Philip began telling how he first learned of Claudette when researching his book We Were There Too, how he then wanted to tell her story, how he tracked down a reporter who was in touch with Claudette, and then how he was quietly persistent, checking in with his contact every few months until one day Claudette was ready to speak to him. He spoke of how he was able to “drag an important story from under the carpet of history.” He then gave an overview of the book, of the teenager Claudette refusing to move months before Rosa Parks, of her being jailed, of her courage when she later became part of a law suit against Montgomery that eventually overturned bus segregation in Montgomery, and much more. There was at least one audible gasp from the young people in the audience when he presented a particular harsh story before he turned things over to Claudette.

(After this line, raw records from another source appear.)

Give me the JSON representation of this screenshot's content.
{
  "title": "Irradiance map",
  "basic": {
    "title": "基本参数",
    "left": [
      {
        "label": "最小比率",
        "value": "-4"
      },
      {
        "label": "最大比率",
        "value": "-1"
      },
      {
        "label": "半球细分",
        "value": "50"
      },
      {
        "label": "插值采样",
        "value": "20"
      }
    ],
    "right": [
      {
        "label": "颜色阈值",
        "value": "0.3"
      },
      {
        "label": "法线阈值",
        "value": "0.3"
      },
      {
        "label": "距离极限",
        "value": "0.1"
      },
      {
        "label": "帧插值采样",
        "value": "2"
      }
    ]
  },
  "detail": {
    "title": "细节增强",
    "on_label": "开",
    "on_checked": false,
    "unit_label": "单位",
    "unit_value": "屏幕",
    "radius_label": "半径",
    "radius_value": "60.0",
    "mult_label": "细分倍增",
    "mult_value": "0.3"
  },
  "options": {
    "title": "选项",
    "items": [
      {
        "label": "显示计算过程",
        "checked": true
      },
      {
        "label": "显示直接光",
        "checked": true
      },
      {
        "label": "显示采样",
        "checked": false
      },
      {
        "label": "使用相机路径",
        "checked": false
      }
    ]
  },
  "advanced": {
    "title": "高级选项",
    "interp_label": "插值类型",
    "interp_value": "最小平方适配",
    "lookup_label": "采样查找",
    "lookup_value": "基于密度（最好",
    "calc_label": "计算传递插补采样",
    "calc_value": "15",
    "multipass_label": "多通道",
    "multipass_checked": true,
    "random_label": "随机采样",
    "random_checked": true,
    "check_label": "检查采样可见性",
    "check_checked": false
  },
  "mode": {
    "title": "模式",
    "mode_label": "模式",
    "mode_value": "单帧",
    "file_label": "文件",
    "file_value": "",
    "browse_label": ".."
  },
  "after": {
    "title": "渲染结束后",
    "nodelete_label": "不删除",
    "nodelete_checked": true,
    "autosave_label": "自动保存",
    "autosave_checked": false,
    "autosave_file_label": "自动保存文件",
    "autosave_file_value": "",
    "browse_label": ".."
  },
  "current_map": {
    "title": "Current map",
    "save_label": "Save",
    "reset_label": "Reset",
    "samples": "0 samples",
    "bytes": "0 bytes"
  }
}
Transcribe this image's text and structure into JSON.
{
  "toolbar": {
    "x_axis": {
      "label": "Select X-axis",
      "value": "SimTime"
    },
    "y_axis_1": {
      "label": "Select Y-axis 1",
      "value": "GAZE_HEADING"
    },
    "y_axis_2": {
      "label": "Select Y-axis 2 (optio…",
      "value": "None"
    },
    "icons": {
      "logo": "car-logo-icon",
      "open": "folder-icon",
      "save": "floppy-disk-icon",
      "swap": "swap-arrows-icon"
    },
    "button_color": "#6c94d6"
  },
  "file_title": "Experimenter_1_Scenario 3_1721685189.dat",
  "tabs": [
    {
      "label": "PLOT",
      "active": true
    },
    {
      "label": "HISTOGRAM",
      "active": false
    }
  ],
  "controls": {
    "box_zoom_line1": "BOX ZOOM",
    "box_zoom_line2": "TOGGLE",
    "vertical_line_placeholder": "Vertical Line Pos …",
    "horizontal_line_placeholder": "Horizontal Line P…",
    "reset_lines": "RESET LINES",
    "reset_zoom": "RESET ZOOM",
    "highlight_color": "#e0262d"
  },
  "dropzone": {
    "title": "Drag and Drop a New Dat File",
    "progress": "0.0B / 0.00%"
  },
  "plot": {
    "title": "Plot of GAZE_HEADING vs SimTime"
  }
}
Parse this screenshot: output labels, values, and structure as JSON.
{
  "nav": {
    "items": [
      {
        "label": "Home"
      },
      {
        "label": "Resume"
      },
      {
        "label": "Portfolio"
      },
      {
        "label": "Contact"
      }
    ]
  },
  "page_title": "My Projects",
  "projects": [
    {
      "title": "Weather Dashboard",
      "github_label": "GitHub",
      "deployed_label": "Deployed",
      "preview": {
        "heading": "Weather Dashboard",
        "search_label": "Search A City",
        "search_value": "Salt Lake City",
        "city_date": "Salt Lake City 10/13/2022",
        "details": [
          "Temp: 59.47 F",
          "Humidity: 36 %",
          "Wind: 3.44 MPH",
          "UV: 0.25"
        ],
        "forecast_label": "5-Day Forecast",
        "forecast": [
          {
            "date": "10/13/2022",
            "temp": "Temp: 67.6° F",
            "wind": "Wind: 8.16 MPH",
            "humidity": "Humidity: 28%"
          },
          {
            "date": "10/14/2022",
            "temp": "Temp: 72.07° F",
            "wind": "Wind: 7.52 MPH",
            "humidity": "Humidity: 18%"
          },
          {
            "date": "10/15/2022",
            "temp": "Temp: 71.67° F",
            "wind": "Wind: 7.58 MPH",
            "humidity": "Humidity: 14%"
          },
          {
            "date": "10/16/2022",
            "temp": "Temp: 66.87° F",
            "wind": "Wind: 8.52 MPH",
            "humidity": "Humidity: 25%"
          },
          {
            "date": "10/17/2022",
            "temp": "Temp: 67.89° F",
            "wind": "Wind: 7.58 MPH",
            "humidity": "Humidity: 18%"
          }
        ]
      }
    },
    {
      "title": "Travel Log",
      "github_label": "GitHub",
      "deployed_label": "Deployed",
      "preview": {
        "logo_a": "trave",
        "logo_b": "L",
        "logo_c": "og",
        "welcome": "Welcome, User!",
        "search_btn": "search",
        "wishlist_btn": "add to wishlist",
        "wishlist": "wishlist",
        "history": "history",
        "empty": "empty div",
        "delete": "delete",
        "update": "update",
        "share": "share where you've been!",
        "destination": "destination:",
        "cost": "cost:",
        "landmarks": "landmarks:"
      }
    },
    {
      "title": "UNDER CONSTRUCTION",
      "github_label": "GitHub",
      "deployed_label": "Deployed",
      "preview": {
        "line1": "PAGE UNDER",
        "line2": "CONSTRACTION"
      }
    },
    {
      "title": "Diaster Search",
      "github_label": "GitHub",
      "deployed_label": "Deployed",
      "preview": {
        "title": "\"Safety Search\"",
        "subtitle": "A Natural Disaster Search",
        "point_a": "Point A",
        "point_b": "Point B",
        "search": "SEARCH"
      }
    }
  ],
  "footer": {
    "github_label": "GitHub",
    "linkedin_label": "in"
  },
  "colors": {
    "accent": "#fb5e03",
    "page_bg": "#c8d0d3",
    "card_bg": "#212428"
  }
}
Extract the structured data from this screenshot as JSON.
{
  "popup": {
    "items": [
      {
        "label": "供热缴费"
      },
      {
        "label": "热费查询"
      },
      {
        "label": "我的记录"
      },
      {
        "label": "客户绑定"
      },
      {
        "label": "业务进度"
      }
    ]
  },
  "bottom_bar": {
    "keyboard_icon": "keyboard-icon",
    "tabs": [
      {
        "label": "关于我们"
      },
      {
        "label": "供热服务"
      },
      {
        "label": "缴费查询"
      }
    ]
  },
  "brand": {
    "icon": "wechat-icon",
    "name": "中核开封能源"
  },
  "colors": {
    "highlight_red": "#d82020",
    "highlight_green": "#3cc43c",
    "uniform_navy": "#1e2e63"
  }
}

And boy was she impressive. She vividly recalled for us the memory of the click of the key when she was thrown into jail. She spoke of the way her teachers had filled her up so on that day she felt history glued her to that bus seat. She reminded me of something I’d not thought of till then — that I had been in Montgomery at that time, barely three years old and my sister still a baby. My parents were involved too, driving people during the boycott. But this isn’t about us, it is about Claudette. And let me tell you, after reading the book, I was profoundly moved by seeing her and hearing her, especially in that venue and with those young people. I thank @editorgurl for alerting me to this event.
And I highly, highly, highly recommend the book. Hoose’s research is remarkable, but it is the way he seamlessly interweaves Claudette’s own memories with his third person account (sprinkled with other quotes) that makes this book so outstanding. Hoose does a beautiful job bringing in Jim Crow, the players, the situations, the trials, the arrests, and so much more while keeping Claudette’s own words front and center. I think this book does an extraordinary job helping young readers today get a sense of that time through Claudette’s words and experiences.
The questions from the teens today were moving and interesting, reflective of their distance from a totally different time. One asked if Claudette had been angry all the time. But she had not. Another asked about her heroes and she spoke of Martin Luther King and Malcolm X.
Today I heard and saw history right smack in front of me.